Check each line of the entries below for the word "link", and copy out the ones that have it.

▶ Data provided:
|---|

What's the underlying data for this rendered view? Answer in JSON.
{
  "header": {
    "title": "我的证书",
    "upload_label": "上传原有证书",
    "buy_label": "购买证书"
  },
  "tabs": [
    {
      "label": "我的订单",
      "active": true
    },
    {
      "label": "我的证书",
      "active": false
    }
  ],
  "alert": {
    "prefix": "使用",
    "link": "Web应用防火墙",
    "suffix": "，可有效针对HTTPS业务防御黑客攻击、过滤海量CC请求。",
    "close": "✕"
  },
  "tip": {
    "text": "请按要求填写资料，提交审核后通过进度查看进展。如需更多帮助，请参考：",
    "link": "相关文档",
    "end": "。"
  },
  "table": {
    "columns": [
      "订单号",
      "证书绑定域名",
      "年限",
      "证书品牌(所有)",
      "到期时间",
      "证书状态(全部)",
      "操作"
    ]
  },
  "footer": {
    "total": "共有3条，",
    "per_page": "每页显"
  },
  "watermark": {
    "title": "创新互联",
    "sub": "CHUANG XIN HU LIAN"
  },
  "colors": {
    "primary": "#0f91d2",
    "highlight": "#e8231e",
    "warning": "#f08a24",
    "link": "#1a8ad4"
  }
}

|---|

▶ Result of the exercise:
    "link": "Web应用防火墙",
    "link": "相关文档",
    "link": "#1a8ad4"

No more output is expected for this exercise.